Published:12 August 2016
1. Professor Gracelyn Smallwood (second from left) and other participants in the Smoking Ceremony. 2 and 3. The ceremony under way. 4. Member for Herbert Cathy O'Toole, Minister for Innovation, Science and the Digital Economy and Minister for Small Business Leeanne Enoch and CQUni staff member Dr Jenni Judd. 5. CQUni staff member Nathan Brooks-English listens to railway worker stories. 6. Member for Thuringowa Aaron Harper, developer Peter Honeycome and Associate Vice-Chancellor (Townsville and North West Region) Kari Arbouin.
A smoking ceremony held this week not only marked construction of CQUniversity's Townsville expansion project, adjacent to the existing campus in Flinders Street.
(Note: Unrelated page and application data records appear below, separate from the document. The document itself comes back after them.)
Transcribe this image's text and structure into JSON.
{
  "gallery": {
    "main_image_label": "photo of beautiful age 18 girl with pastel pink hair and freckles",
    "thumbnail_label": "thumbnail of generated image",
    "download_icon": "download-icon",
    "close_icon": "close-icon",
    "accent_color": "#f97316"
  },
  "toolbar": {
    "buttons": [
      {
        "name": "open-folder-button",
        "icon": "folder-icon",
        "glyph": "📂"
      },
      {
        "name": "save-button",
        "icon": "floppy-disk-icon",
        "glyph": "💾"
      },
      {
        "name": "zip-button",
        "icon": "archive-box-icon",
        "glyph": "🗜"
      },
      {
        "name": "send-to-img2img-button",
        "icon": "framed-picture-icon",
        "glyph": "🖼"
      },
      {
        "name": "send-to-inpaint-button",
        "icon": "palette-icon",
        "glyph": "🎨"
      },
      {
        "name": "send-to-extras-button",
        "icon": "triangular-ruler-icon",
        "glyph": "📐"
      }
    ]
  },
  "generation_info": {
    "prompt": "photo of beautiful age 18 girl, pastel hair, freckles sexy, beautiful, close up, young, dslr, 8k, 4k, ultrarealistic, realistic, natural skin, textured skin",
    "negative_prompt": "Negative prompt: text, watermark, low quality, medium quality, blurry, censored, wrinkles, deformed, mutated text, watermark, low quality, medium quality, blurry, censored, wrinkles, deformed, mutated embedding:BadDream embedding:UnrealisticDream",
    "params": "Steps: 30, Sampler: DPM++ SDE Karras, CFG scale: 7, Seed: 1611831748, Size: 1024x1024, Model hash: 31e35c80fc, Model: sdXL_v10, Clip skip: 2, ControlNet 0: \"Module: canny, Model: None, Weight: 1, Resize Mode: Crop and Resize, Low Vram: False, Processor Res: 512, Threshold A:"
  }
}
It also evoked memories held by Indigenous people, many of whom worked in the former railway yards on the site.
CQUniversity Professor Gracelyn Smallwood, whose father worked at the railway yards for many years, has researched the connection that local Indigenous people had with the particular patch of land.
"These men worked tirelessly in gangs in the hot sun keeping the railway lines intact, for the community to enjoy the inexpensive train rides," Professor Smallwood says.
"Some of our women, who also are elders, worked tirelessly on the trains and platform, as waitresses and domestics.
"Last but not least my amazing father Archie Smallwood, commenced his work at the Railway Station as a Porter, working his way up to a Platform Foreman.
"My dad was a gentle freedom fighter for our people for many years.The rules back then for the railway was that non-Indigenous employees were allowed to have their lunch at the licensed canteen on the platform. When my dad placed an article in the Townsville Bulletin, strongly identifying with his Aboriginal heritage, he was told he could no longer be served in the canteen.
"They assumed Dad was not Indigenous because he was the Platform Forman. This was an example of low expectations working at its worst and I wrote about this in my Human Rights PhD thesis.
"However, after Dad challenged the system with politicians, trade unions, churches and lawyers with media, there was small change.
"That change is occurring at the very university, CQUniversity, that is being built where, blood, sweat and tears from many of my people worked. Today CQUni, as well as other universities, promote high expectations with culturally competent staff.
"Having this sacred ceremony and history being promoted this week, at the commencement of the new building, can only bring our community together for the future of our children to young students, to future leaders, with truth and reconciliation."